[Dataset records]
Start of Block

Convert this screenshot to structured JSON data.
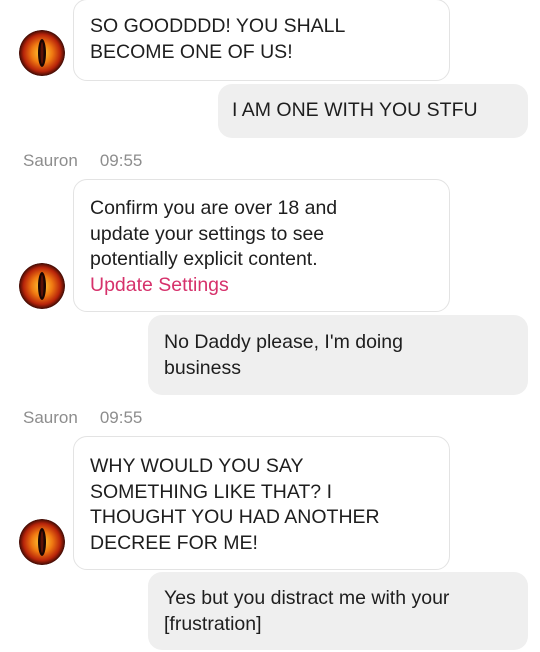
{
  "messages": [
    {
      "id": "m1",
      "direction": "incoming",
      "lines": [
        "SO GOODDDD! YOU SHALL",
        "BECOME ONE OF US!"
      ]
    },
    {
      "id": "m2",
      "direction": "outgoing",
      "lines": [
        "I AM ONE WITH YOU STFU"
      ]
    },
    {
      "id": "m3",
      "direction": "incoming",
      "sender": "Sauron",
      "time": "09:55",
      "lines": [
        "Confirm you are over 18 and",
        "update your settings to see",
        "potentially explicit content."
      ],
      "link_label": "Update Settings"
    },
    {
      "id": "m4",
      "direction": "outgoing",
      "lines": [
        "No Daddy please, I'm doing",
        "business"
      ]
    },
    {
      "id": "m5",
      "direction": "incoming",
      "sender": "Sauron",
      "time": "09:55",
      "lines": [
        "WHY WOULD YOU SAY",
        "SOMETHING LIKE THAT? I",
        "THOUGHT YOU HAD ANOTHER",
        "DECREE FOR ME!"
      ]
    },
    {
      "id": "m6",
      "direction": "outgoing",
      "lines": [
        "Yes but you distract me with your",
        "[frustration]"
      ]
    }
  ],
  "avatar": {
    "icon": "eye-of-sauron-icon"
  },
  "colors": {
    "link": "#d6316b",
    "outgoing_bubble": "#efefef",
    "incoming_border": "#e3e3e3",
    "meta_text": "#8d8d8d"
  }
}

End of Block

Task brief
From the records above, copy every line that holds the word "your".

Problem solution
        "update your settings to see",
        "Yes but you distract me with your",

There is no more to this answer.